> [Your instructions]
Exactly as it appears, restate the whole listing.
--- START ---
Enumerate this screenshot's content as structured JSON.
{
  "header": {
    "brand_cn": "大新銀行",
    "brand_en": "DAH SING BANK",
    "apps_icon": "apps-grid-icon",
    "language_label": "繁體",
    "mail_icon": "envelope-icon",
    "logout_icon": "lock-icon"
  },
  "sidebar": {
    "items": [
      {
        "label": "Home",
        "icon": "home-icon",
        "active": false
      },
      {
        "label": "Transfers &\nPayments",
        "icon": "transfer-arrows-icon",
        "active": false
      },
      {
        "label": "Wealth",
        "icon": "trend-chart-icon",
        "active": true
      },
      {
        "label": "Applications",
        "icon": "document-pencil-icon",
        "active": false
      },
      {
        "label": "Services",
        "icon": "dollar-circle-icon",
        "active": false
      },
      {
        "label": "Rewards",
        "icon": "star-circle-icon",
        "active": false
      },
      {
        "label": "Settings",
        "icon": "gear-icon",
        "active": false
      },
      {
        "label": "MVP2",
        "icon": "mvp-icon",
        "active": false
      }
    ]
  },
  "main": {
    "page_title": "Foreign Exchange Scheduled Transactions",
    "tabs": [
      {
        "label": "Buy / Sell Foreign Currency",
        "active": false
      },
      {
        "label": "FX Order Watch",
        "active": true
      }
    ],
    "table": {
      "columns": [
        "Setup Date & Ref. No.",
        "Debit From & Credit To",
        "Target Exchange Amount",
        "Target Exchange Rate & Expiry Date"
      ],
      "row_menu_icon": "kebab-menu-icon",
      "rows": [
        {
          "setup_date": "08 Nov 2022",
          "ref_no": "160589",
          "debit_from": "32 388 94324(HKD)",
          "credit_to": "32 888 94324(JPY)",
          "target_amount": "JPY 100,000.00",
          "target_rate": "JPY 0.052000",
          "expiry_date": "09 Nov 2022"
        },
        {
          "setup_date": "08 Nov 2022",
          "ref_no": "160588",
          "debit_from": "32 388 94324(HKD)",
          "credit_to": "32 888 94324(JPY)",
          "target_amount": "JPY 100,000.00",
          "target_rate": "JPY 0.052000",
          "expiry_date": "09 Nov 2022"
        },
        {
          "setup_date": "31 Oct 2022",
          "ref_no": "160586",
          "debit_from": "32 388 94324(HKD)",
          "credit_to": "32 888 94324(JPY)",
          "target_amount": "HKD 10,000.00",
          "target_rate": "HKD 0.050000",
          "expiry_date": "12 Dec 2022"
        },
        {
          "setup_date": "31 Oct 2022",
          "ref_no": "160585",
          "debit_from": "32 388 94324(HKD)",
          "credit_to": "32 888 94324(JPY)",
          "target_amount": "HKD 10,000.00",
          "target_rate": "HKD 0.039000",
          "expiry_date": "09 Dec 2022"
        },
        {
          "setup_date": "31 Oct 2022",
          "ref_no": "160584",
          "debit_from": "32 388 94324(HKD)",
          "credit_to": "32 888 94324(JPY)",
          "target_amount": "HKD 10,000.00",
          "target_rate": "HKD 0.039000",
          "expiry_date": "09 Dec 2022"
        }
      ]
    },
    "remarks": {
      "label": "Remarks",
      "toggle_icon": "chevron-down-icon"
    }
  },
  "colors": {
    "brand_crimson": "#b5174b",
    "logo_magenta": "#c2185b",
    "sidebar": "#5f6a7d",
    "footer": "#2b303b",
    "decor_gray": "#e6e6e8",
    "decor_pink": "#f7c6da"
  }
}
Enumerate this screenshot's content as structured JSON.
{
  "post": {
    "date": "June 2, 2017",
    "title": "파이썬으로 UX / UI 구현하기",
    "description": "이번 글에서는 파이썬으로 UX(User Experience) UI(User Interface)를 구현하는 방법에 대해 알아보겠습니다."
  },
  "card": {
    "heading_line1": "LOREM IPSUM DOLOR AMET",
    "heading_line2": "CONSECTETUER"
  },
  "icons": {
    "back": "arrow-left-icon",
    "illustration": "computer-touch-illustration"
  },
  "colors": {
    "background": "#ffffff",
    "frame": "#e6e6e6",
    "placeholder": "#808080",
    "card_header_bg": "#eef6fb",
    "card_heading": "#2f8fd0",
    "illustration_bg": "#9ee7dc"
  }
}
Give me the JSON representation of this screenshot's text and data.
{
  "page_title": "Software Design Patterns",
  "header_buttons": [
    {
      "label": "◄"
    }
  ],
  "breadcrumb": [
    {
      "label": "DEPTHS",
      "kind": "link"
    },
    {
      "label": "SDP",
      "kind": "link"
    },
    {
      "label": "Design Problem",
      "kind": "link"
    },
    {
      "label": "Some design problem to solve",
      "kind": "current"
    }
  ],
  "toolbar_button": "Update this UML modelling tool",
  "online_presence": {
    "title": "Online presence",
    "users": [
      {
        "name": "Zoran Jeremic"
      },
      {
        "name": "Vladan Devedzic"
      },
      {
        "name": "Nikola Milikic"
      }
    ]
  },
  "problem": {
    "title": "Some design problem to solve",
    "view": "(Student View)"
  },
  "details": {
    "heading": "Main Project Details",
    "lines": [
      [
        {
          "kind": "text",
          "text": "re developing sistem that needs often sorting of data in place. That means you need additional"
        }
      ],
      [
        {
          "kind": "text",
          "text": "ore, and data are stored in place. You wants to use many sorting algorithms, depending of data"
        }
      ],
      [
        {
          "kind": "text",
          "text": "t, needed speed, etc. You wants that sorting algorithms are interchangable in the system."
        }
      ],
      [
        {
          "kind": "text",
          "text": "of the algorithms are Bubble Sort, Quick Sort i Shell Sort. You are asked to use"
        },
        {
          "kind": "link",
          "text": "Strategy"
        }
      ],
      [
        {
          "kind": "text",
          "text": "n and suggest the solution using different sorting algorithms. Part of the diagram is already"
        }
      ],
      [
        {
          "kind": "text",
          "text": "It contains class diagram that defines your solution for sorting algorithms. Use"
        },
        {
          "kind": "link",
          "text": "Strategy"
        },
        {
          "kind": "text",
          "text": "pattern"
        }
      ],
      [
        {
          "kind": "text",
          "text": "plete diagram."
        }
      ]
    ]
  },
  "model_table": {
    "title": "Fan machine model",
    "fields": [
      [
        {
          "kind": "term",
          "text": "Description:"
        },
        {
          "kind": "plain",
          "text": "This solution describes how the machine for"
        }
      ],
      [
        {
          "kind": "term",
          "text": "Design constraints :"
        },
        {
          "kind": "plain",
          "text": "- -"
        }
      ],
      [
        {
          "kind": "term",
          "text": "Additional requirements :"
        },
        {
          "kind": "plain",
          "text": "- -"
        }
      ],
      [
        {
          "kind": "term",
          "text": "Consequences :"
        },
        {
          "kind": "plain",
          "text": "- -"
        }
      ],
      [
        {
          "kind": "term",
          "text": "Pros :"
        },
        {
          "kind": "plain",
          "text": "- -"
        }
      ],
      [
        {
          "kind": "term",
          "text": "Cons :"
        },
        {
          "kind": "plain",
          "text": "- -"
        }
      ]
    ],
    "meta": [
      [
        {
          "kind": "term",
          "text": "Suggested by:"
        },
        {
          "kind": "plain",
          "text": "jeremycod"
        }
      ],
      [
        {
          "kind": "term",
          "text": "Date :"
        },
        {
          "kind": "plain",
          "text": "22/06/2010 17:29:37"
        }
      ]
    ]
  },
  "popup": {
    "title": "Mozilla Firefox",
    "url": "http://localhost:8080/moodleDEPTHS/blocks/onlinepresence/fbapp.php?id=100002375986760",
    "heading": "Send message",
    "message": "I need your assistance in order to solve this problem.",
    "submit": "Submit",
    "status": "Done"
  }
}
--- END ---
> [Result for this task]
Enumerate this screenshot's content as structured JSON.
{
  "header": {
    "brand_cn": "大新銀行",
    "brand_en": "DAH SING BANK",
    "apps_icon": "apps-grid-icon",
    "language_label": "繁體",
    "mail_icon": "envelope-icon",
    "logout_icon": "lock-icon"
  },
  "sidebar": {
    "items": [
      {
        "label": "Home",
        "icon": "home-icon",
        "active": false
      },
      {
        "label": "Transfers &\nPayments",
        "icon": "transfer-arrows-icon",
        "active": false
      },
      {
        "label": "Wealth",
        "icon": "trend-chart-icon",
        "active": true
      },
      {
        "label": "Applications",
        "icon": "document-pencil-icon",
        "active": false
      },
      {
        "label": "Services",
        "icon": "dollar-circle-icon",
        "active": false
      },
      {
        "label": "Rewards",
        "icon": "star-circle-icon",
        "active": false
      },
      {
        "label": "Settings",
        "icon": "gear-icon",
        "active": false
      },
      {
        "label": "MVP2",
        "icon": "mvp-icon",
        "active": false
      }
    ]
  },
  "main": {
    "page_title": "Foreign Exchange Scheduled Transactions",
    "tabs": [
      {
        "label": "Buy / Sell Foreign Currency",
        "active": false
      },
      {
        "label": "FX Order Watch",
        "active": true
      }
    ],
    "table": {
      "columns": [
        "Setup Date & Ref. No.",
        "Debit From & Credit To",
        "Target Exchange Amount",
        "Target Exchange Rate & Expiry Date"
      ],
      "row_menu_icon": "kebab-menu-icon",
      "rows": [
        {
          "setup_date": "08 Nov 2022",
          "ref_no": "160589",
          "debit_from": "32 388 94324(HKD)",
          "credit_to": "32 888 94324(JPY)",
          "target_amount": "JPY 100,000.00",
          "target_rate": "JPY 0.052000",
          "expiry_date": "09 Nov 2022"
        },
        {
          "setup_date": "08 Nov 2022",
          "ref_no": "160588",
          "debit_from": "32 388 94324(HKD)",
          "credit_to": "32 888 94324(JPY)",
          "target_amount": "JPY 100,000.00",
          "target_rate": "JPY 0.052000",
          "expiry_date": "09 Nov 2022"
        },
        {
          "setup_date": "31 Oct 2022",
          "ref_no": "160586",
          "debit_from": "32 388 94324(HKD)",
          "credit_to": "32 888 94324(JPY)",
          "target_amount": "HKD 10,000.00",
          "target_rate": "HKD 0.050000",
          "expiry_date": "12 Dec 2022"
        },
        {
          "setup_date": "31 Oct 2022",
          "ref_no": "160585",
          "debit_from": "32 388 94324(HKD)",
          "credit_to": "32 888 94324(JPY)",
          "target_amount": "HKD 10,000.00",
          "target_rate": "HKD 0.039000",
          "expiry_date": "09 Dec 2022"
        },
        {
          "setup_date": "31 Oct 2022",
          "ref_no": "160584",
          "debit_from": "32 388 94324(HKD)",
          "credit_to": "32 888 94324(JPY)",
          "target_amount": "HKD 10,000.00",
          "target_rate": "HKD 0.039000",
          "expiry_date": "09 Dec 2022"
        }
      ]
    },
    "remarks": {
      "label": "Remarks",
      "toggle_icon": "chevron-down-icon"
    }
  },
  "colors": {
    "brand_crimson": "#b5174b",
    "logo_magenta": "#c2185b",
    "sidebar": "#5f6a7d",
    "footer": "#2b303b",
    "decor_gray": "#e6e6e8",
    "decor_pink": "#f7c6da"
  }
}
Enumerate this screenshot's content as structured JSON.
{
  "post": {
    "date": "June 2, 2017",
    "title": "파이썬으로 UX / UI 구현하기",
    "description": "이번 글에서는 파이썬으로 UX(User Experience) UI(User Interface)를 구현하는 방법에 대해 알아보겠습니다."
  },
  "card": {
    "heading_line1": "LOREM IPSUM DOLOR AMET",
    "heading_line2": "CONSECTETUER"
  },
  "icons": {
    "back": "arrow-left-icon",
    "illustration": "computer-touch-illustration"
  },
  "colors": {
    "background": "#ffffff",
    "frame": "#e6e6e6",
    "placeholder": "#808080",
    "card_header_bg": "#eef6fb",
    "card_heading": "#2f8fd0",
    "illustration_bg": "#9ee7dc"
  }
}
Give me the JSON representation of this screenshot's text and data.
{
  "page_title": "Software Design Patterns",
  "header_buttons": [
    {
      "label": "◄"
    }
  ],
  "breadcrumb": [
    {
      "label": "DEPTHS",
      "kind": "link"
    },
    {
      "label": "SDP",
      "kind": "link"
    },
    {
      "label": "Design Problem",
      "kind": "link"
    },
    {
      "label": "Some design problem to solve",
      "kind": "current"
    }
  ],
  "toolbar_button": "Update this UML modelling tool",
  "online_presence": {
    "title": "Online presence",
    "users": [
      {
        "name": "Zoran Jeremic"
      },
      {
        "name": "Vladan Devedzic"
      },
      {
        "name": "Nikola Milikic"
      }
    ]
  },
  "problem": {
    "title": "Some design problem to solve",
    "view": "(Student View)"
  },
  "details": {
    "heading": "Main Project Details",
    "lines": [
      [
        {
          "kind": "text",
          "text": "re developing sistem that needs often sorting of data in place. That means you need additional"
        }
      ],
      [
        {
          "kind": "text",
          "text": "ore, and data are stored in place. You wants to use many sorting algorithms, depending of data"
        }
      ],
      [
        {
          "kind": "text",
          "text": "t, needed speed, etc. You wants that sorting algorithms are interchangable in the system."
        }
      ],
      [
        {
          "kind": "text",
          "text": "of the algorithms are Bubble Sort, Quick Sort i Shell Sort. You are asked to use"
        },
        {
          "kind": "link",
          "text": "Strategy"
        }
      ],
      [
        {
          "kind": "text",
          "text": "n and suggest the solution using different sorting algorithms. Part of the diagram is already"
        }
      ],
      [
        {
          "kind": "text",
          "text": "It contains class diagram that defines your solution for sorting algorithms. Use"
        },
        {
          "kind": "link",
          "text": "Strategy"
        },
        {
          "kind": "text",
          "text": "pattern"
        }
      ],
      [
        {
          "kind": "text",
          "text": "plete diagram."
        }
      ]
    ]
  },
  "model_table": {
    "title": "Fan machine model",
    "fields": [
      [
        {
          "kind": "term",
          "text": "Description:"
        },
        {
          "kind": "plain",
          "text": "This solution describes how the machine for"
        }
      ],
      [
        {
          "kind": "term",
          "text": "Design constraints :"
        },
        {
          "kind": "plain",
          "text": "- -"
        }
      ],
      [
        {
          "kind": "term",
          "text": "Additional requirements :"
        },
        {
          "kind": "plain",
          "text": "- -"
        }
      ],
      [
        {
          "kind": "term",
          "text": "Consequences :"
        },
        {
          "kind": "plain",
          "text": "- -"
        }
      ],
      [
        {
          "kind": "term",
          "text": "Pros :"
        },
        {
          "kind": "plain",
          "text": "- -"
        }
      ],
      [
        {
          "kind": "term",
          "text": "Cons :"
        },
        {
          "kind": "plain",
          "text": "- -"
        }
      ]
    ],
    "meta": [
      [
        {
          "kind": "term",
          "text": "Suggested by:"
        },
        {
          "kind": "plain",
          "text": "jeremycod"
        }
      ],
      [
        {
          "kind": "term",
          "text": "Date :"
        },
        {
          "kind": "plain",
          "text": "22/06/2010 17:29:37"
        }
      ]
    ]
  },
  "popup": {
    "title": "Mozilla Firefox",
    "url": "http://localhost:8080/moodleDEPTHS/blocks/onlinepresence/fbapp.php?id=100002375986760",
    "heading": "Send message",
    "message": "I need your assistance in order to solve this problem.",
    "submit": "Submit",
    "status": "Done"
  }
}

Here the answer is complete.